Hammond, whose Manila visit followed a trip to China, did not elaborate on what action would be taken if the “red flag” was raised, other than to say Britain would continue to assert its right to sail in the area.
Del Rosario said he was worried that, with the test flights, China was laying the groundwork for the declaration of an Air Defence Identification Zone (ADIZ), similar to the one it declared in the East China Sea that riled Japan.
“If this is not challenged, China will take the position that the ADIZ could be imposed and whether this is done in terms of a de facto basis or whether it is official, this will deemed as unacceptable to us,” Del Rosario said.
Vietnam, another claimant in the South China Sea, has also condemned the test flights as a violation of its sovereignty.
China has alarmed its rivals with its massive reclamation and construction of facilities on disputed reefs, including a 3,000-metre (9,842-foot) runway on Fiery Cross, around 1,000 kilometres (600 miles) from the southern province of Hainan.
Chinese foreign ministry spokeswoman Hua Chunying said Saturday after announcing the first test flight that it was “civilian” in nature.
The Philippines has asked a United Nations-backed tribunal to void China’s claim over almost the entire South China Sea. It expects a decision this year.
China did not participate in the arbitration hearings at The Hague as it maintained that sea disputes should be resolved bilaterally.
“Win or lose, we will abide by the rule of law and we expect China to do the same,” Del Rosario said.
Hammond said Britain would not take sides on the dispute but appealed to claimants to resolve their differences under international law.
“We recognise the tribunal and we will recognise the decision of the tribunal,” Hammond said.

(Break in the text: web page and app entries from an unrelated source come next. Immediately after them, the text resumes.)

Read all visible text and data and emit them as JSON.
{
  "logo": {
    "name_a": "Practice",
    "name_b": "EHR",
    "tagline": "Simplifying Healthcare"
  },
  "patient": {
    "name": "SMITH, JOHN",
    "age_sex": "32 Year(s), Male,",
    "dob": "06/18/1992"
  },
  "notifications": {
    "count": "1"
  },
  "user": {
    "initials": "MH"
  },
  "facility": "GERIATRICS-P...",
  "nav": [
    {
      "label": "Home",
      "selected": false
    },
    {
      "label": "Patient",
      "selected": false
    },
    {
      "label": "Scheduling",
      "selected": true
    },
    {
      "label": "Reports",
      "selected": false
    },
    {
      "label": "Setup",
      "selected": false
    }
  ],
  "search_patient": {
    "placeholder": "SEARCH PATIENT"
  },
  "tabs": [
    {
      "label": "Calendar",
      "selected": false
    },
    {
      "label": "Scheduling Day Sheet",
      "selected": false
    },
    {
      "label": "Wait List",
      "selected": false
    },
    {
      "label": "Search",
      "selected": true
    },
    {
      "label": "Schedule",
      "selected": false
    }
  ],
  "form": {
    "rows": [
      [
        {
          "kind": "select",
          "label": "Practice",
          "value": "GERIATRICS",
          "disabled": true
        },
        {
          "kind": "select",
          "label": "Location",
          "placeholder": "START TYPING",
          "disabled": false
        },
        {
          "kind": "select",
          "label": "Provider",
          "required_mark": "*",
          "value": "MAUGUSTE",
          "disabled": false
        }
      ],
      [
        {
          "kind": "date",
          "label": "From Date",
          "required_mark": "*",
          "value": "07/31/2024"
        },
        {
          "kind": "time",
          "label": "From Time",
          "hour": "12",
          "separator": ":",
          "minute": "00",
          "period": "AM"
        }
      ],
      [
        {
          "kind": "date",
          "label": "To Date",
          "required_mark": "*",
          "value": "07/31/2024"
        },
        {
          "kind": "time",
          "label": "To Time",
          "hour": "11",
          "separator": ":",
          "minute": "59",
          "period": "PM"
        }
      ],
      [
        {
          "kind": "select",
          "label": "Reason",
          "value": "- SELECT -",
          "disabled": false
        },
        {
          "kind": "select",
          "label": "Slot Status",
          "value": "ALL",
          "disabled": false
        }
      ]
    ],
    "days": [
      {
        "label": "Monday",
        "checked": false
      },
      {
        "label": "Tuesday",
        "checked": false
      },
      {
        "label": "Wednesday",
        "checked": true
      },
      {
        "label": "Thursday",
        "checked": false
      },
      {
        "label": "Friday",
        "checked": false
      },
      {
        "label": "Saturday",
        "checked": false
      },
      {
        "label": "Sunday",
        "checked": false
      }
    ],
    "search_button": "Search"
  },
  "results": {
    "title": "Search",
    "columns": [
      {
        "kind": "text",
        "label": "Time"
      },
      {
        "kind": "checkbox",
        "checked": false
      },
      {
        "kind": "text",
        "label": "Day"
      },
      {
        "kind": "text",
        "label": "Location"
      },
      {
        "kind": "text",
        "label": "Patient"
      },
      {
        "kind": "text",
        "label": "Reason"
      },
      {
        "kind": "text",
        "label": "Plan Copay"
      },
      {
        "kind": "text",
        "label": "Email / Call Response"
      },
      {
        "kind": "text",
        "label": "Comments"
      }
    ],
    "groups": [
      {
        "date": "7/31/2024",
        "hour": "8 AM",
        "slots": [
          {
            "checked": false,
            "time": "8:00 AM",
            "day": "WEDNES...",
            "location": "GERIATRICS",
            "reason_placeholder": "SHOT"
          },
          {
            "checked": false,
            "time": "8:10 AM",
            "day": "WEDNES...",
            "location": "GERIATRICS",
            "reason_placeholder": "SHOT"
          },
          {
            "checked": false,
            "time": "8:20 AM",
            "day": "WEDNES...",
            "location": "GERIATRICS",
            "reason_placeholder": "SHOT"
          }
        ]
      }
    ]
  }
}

Malaysia, Brunei and Taiwan also have competing claims in the South China Sea, which hosts vital shipping lanes over vast oil and gas reserves.